We make it a point to cover school budget discussions as fully and fairly as we can. They’re not always exciting (honestly, they’re sometimes dull), but for us the litmus test for a story isn’t salaciousness, it’s importance. And if you own a home, have young children or are one of the thousands in this area employed by a school district, these budgets most definitely matter.
In preparation of the annual budgeting exercises, we offer this primer on important topics and terms of school budget conversation. Stay tuned to these pages for updates on what you will be voting on come May.
• Tax levy: The full amount of taxes the district plans to raise. The tax levy should not be confused with a total budget. School districts receive other revenues, not the least of which is aid from the state.
While the tax levy has an impact on what individual property owners pay, that impact can be great or small based on a number of factors, which brings us to...
• Tax rate: An individual taxpayer is probably most concerned with the tax rate, which is used to calculate a tax bill. Taxes are charged per $1,000 of assessed property value—in other words, a person with a home assessed at $100,000 who pays a tax rate of $1 per $1,000 of property value would owe $100 in school taxes (and would no doubt be very enthusiastic about his or her situation).
What can be particularly confusing about tax rates is they often differ from town to town in the same school district.
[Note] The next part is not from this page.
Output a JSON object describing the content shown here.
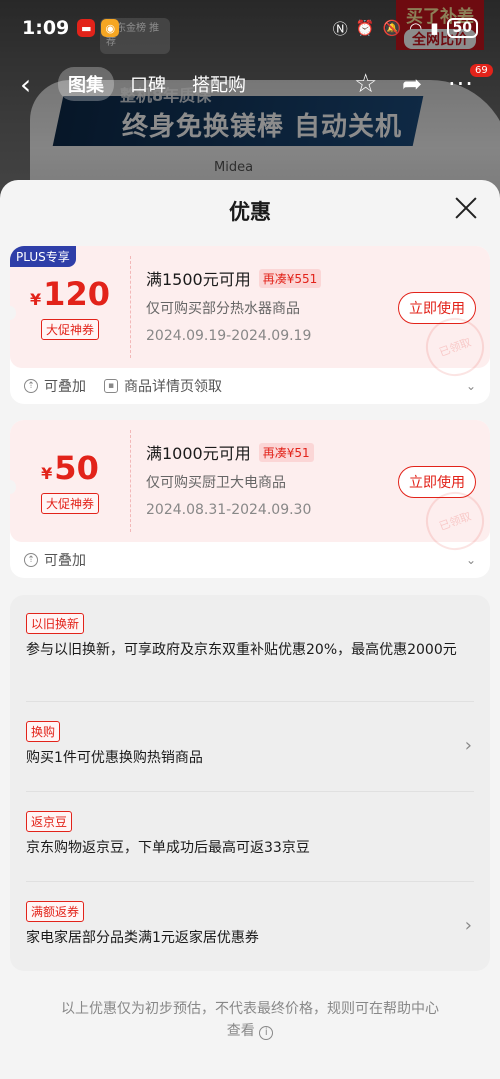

A Bethlehem Central taxpayer in New Scotland will end up paying a different tax rate than a homeowner down the road in Bethlehem. This is because of...